Chalk up a small moral victory to Matt Wallace in the opening round of the $2.35 million Portugal Masters. The Englishman won the opening skirmish against playing competitor Sergio Garcia. Who will ultimately win the war?
Both have a point to prove before next week’s Ryder Cup. Garcia, despite what he says, wants to prove he was worthy of receiving one of Thomas Bjorn’s wild-card picks, while Wallace will deep down want to show the European captain he should be making the trip to Paris instead of Garcia.
The two players have no problem keeping up with the other’s progress. They’ve been drawn together for the first two rounds along with defending champion Lucas Bjerregaard.
Wallace finished two shots ahead of Garcia after posting a 7-under 64 to tie the lead with countryman Eddie Pepperell, another who made a strong bid for next week’s team only to receive a negative phone call from Bjorn.
Wallace began on the 10th tee and had a shaky start over the first two holes before chipping in for eagle at the par-5 12th hole. He added five birdies to take the early clubhouse lead.
“It wasn’t start on the first two holes I wanted but managed to get out of there with two pars and then the chip in on 12 was nice to get the tournament going,” Wallace said.
“I didn’t feel too comfortable out there. A couple left shots which I haven’t had for the last few weeks. So I need to work on that.”
Wallace is the only player to win three times on this year’s European Tour. One of those victories came in the Made in Denmark, the last qualifying event for the Ryder Cup. Many felt that victory should have earned him a spot in Bjorn’s team but, with five rookies already in the side, Bjorn opted for veteran Ryder Cupper Garcia.

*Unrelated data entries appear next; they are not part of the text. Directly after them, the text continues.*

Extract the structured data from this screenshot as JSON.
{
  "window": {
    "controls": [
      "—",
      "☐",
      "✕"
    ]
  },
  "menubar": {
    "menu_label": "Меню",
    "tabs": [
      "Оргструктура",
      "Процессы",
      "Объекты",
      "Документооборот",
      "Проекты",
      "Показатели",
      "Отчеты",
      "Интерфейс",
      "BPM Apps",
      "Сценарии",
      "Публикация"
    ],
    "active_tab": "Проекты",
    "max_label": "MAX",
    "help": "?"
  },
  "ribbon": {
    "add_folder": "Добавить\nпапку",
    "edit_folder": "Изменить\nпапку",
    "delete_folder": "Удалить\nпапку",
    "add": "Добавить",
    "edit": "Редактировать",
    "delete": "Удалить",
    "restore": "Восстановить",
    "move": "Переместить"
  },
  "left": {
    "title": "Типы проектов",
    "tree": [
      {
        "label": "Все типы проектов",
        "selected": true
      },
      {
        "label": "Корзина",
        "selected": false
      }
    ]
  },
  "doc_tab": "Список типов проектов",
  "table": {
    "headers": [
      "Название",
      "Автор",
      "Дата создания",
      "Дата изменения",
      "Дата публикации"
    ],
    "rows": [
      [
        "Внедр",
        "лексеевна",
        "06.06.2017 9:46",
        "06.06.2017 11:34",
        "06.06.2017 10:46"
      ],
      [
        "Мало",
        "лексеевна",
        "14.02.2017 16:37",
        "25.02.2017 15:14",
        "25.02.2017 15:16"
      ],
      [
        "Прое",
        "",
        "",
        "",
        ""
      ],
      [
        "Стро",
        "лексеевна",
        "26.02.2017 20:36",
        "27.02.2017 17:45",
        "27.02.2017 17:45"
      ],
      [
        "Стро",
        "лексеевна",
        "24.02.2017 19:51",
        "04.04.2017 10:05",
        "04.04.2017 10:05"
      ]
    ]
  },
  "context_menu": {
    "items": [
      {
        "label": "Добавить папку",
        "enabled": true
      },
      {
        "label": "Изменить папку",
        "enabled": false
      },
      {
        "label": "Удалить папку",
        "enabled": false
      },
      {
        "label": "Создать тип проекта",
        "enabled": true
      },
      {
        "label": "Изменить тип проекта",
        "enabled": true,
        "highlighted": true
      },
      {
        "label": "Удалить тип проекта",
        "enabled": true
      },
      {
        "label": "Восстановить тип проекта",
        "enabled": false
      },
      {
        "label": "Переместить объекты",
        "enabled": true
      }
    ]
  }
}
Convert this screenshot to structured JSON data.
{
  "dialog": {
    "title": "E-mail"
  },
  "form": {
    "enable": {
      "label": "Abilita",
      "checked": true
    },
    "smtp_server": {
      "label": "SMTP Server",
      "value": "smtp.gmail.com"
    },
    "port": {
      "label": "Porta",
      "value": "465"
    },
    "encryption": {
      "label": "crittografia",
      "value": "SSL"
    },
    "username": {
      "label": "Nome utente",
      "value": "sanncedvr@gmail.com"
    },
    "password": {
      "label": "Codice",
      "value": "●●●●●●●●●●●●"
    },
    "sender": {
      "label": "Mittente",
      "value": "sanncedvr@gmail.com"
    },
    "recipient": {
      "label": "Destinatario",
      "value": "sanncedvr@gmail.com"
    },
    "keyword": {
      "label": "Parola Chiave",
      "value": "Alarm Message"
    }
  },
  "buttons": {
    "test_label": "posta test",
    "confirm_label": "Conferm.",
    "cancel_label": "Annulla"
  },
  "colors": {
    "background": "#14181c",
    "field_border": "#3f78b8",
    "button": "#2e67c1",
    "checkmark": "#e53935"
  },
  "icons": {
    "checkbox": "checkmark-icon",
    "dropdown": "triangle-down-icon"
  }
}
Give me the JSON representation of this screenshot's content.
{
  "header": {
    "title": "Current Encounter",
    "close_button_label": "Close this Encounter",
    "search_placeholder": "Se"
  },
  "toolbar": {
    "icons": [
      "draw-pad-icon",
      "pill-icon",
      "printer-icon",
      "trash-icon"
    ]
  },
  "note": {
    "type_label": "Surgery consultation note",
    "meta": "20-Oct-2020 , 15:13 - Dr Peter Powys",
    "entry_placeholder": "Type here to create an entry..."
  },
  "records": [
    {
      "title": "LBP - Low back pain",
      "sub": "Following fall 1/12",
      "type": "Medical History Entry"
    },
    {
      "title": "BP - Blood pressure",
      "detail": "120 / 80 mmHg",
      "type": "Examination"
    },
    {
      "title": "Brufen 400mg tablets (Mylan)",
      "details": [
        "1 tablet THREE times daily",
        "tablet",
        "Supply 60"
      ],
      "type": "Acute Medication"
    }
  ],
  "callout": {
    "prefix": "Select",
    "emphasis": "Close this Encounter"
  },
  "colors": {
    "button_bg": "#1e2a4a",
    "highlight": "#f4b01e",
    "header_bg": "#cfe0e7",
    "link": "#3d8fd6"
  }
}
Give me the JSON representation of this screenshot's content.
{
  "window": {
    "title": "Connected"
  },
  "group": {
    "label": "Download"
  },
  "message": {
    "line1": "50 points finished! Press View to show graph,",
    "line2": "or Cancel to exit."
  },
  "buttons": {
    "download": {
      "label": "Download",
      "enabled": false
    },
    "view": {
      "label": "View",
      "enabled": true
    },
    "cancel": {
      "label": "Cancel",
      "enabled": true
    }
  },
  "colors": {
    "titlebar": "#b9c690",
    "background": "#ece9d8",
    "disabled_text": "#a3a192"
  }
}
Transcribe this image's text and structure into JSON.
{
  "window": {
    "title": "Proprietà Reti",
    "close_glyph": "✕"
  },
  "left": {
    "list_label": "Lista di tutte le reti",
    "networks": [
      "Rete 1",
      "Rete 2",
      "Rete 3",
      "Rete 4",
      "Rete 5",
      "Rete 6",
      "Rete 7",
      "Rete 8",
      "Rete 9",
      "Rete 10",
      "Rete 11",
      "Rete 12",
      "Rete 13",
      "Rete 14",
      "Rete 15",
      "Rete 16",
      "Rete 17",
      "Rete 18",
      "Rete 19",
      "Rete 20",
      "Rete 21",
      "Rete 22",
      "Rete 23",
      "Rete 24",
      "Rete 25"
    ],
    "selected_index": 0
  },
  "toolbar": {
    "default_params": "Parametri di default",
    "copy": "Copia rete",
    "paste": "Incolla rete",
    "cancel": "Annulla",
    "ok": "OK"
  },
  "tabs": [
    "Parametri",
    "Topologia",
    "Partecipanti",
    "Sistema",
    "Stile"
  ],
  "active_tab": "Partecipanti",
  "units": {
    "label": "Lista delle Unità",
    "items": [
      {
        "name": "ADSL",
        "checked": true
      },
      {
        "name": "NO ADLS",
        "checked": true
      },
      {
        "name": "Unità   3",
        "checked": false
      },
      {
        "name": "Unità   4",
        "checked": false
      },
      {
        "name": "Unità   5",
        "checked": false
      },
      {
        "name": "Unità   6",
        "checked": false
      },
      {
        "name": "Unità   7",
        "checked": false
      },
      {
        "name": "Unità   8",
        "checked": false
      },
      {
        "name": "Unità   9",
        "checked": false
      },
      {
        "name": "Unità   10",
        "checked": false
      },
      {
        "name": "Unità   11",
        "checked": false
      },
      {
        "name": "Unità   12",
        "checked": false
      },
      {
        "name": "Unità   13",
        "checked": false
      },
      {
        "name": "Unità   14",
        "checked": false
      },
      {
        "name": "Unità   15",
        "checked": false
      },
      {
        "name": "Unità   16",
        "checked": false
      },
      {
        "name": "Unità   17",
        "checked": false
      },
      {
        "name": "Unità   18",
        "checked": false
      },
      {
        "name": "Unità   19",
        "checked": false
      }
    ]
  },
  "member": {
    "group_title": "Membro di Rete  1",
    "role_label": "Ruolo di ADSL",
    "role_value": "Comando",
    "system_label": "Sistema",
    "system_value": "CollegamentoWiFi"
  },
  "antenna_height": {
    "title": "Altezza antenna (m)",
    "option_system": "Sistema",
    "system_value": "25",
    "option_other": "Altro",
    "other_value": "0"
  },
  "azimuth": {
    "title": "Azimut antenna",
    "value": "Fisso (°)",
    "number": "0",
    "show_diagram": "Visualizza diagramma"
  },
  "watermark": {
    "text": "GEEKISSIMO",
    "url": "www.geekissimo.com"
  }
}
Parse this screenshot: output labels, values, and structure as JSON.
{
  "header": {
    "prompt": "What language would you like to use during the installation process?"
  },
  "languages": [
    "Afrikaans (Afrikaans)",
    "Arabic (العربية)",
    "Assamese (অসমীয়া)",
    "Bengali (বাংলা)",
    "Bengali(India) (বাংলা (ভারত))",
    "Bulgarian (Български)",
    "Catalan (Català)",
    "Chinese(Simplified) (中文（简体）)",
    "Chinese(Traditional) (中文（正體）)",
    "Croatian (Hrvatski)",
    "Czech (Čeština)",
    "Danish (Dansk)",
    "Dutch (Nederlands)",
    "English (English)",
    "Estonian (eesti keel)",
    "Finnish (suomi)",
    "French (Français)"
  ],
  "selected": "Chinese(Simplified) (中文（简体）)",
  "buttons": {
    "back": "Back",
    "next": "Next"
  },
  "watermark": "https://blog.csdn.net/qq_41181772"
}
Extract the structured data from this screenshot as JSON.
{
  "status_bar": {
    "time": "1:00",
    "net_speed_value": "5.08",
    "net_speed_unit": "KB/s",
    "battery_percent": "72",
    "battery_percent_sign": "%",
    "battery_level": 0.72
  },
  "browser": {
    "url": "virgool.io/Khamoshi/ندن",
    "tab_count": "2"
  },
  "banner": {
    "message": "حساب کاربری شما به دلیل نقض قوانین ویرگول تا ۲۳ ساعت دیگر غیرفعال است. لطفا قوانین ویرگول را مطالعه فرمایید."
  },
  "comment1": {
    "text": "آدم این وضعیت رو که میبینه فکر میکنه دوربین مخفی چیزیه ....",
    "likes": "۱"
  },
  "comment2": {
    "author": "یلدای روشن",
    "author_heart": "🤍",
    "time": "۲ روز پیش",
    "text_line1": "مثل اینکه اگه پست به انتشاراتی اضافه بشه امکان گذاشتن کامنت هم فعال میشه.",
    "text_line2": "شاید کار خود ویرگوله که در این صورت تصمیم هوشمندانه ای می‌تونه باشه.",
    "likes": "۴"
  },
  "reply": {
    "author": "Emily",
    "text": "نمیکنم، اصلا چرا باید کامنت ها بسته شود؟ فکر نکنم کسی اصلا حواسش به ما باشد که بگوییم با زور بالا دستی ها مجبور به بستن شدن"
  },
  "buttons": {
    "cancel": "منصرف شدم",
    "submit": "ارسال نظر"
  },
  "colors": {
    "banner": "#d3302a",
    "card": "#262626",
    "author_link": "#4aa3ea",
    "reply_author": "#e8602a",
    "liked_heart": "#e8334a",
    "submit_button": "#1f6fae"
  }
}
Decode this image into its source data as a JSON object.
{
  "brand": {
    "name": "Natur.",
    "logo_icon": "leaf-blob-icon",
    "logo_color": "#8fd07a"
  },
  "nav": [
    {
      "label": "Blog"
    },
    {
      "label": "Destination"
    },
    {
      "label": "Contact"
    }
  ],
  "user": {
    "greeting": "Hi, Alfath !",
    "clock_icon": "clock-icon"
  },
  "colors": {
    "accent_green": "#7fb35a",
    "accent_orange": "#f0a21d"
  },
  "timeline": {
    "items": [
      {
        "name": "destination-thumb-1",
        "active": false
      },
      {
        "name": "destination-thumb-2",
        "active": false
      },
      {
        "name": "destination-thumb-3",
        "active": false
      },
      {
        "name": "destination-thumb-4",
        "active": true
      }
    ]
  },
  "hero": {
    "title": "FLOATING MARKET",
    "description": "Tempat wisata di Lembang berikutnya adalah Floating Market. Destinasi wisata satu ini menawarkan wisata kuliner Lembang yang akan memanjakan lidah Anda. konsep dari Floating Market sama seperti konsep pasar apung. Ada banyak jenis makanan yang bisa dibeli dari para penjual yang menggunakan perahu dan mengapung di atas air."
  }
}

The Spaniard returned a 5-under 66 to be joint fourth when he finished. A good start, but it could’ve been better.
“I played well, but I still like I left easily three or four shots out there,” Garcia said. “Had a couple of easy birdies putts. It was nice to play at a good level after a little break and have a nice round.”
Garcia hasn’t played since the Wyndham Championship a month ago, and only turned up in Portugal to prep for Paris. He says how he plays this week will have no bearing on how he performs in his ninth Ryder Cup.
“I’ve had three or four week breaks before,” he said. “More than anything it’s nice to be out there to get some of the competition juices going and try to get as many good rounds as possible. Next week is different, the pressure’s different, the atmosphere’s different.”
As they say in that other ball sport: Advantage, Wallace.